Rededication of the Wesleyan Chapel and 163rd Anniversary Events
On July 16, 2011 we will rededicate the Wesleyan Chapel and celebrate the 163rd anniversary of the First Women's Rights Convention.
This year we are focusing our programs on the newly rehabilitated Wesleyan Chapel, as it is the centerpiece of the park.
For the kids we are offering a special Wesleyan Chapel Rededication junior ranger program and prize for the event and weekend anniversary, ask for your own copy of the program at the park visitor center information desk. Our park's regular junior ranger program will be available as well, see a ranger at the information desk for both. These junior ranger programs and prizes are free of charge.
All the following events will be held July 16 in Declaration Park, adjacent to the Park Visitor Center at 136 Fall Street, Seneca Falls.
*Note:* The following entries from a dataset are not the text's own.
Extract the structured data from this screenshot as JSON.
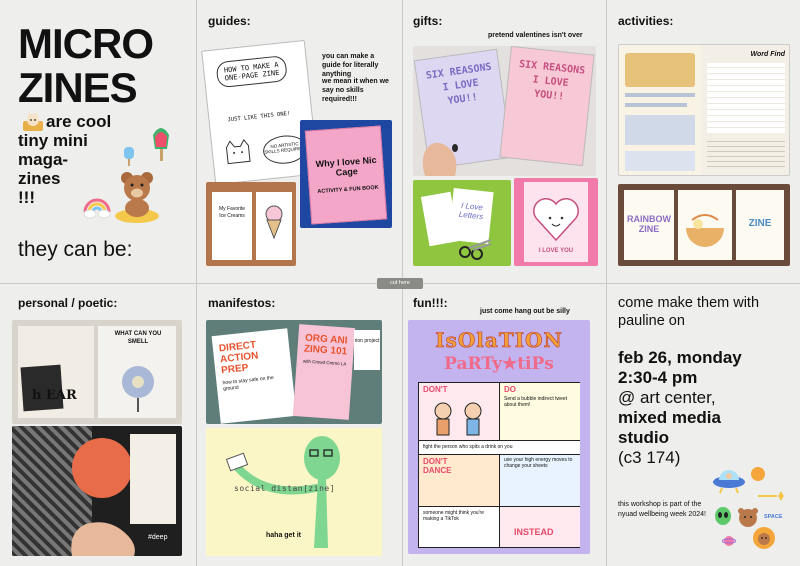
{
  "panels": {
    "title": {
      "headline_line1": "MICRO",
      "headline_line2": "ZINES",
      "line_a": "are cool",
      "line_b": "tiny mini",
      "line_c": "maga-",
      "line_d": "zines",
      "line_e": "!!!",
      "they_can_be": "they can be:"
    },
    "guides": {
      "title": "guides:",
      "note_line1": "you can make a guide for literally anything",
      "note_line2": "we mean it when we say no skills required!!!",
      "zine1_title": "HOW TO MAKE A ONE-PAGE ZINE",
      "zine1_sub": "JUST LIKE THIS ONE!",
      "zine1_bubble": "NO ARTISTIC SKILLS REQUIRED!",
      "zine2_title": "Why I love Nic Cage",
      "zine2_sub": "ACTIVITY & FUN BOOK",
      "zine3_title": "My Favorite Ice Creams"
    },
    "gifts": {
      "title": "gifts:",
      "note": "pretend valentines isn't over",
      "zine_text": "SIX REASONS I LOVE YOU!!",
      "zine2_text": "I Love Letters",
      "zine3_text": "I LOVE YOU"
    },
    "activities": {
      "title": "activities:",
      "wordfind": "Word Find",
      "zine_label1": "RAINBOW ZINE",
      "zine_label2": "ZINE"
    },
    "personal": {
      "title": "personal / poetic:",
      "collage_text1": "WHAT CAN YOU SMELL",
      "collage_text2": "h EAR",
      "hashtag": "#deep"
    },
    "manifestos": {
      "title": "manifestos:",
      "zine1_title": "DIRECT ACTION PREP",
      "zine1_sub": "how to stay safe on the ground",
      "zine2_title": "ORG ANI ZING 101",
      "zine2_sub": "with Crowd Cmmo LA",
      "zine3_title": "rion project",
      "social": "social distan[zine]",
      "caption": "haha get it"
    },
    "fun": {
      "title": "fun!!!:",
      "note": "just come hang out be silly",
      "poster_line1": "IsOlaTION",
      "poster_line2": "PaRTy★tiPs",
      "cell_dont1": "DON'T",
      "cell_do": "DO",
      "cell_do_text": "Send a bubble indirect tweet about them!",
      "cell_fight": "fight the person who spits a drink on you",
      "cell_dont2": "DON'T DANCE",
      "cell_energy": "use your high energy moves to change your sheets",
      "cell_someone": "someone might think you're making a TikTok",
      "cell_instead": "INSTEAD"
    },
    "event": {
      "come_line": "come make them with pauline on",
      "date": "feb 26, monday",
      "time": "2:30-4 pm",
      "at": "@ art center,",
      "venue1": "mixed media",
      "venue2": "studio",
      "room": "(c3 174)",
      "workshop": "this workshop is part of the nyuad wellbeing week 2024!",
      "space_label": "SPACE"
    }
  },
  "cut_label": "cut here",
  "colors": {
    "paper": "#eeeeec",
    "pink": "#f4a6c8",
    "lavender": "#b9a8e6",
    "poster_purple": "#c3b3ee",
    "mint": "#7fd690",
    "yellow_bg": "#fbf6c6",
    "green_bg": "#90c63f",
    "blue_cover": "#1d47a0",
    "hot_pink": "#f07aa8"
  }
}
Where noted, events will take place inside the park visitor center.
At 10:00 a.m. a Musical Introduction will be performed by period costumed musical ensemble "The Hutchinson Family Revival" to kick off the program.
At 11:00 a.m. a program with invited guest speakers, dignitaries, and costumed interpreters will be presented on the main stage, followed by a ribbon cutting.
Elizabeth Cady Stanton's great great granddaughter, Coline Jenkins will join us for the rededication ceremony.
Carolyn B. Maloney
U. S. Representative Carolyn B. Maloney will join us for the rededication ceremony.
U.S. Representative Richard Hanna will join us for the rededication ceremony.
National Women's Hall of Fame
Dr. Melinda Grube will portray 1848 Seneca Falls Convention organizer and life-long women's rights leader, Elizabeth Cady Stanton.
Join us for a lecture and author book signing with historian Carol Faulkner at 2:00 p.m. in the Guntzel Theater in the park's visitor center. Faulkner will discuss her new book "Lucretia Mott's Heresy." Copies of her book will be available for purchase in the Eastern National book outlet in the park's visitor center.
Did You Know?
Did you know that many women's rights reformers were also abolitionists, and that the writers of the Declaration of Sentiments borrowed phrases and ideas from the antislavery movement? More...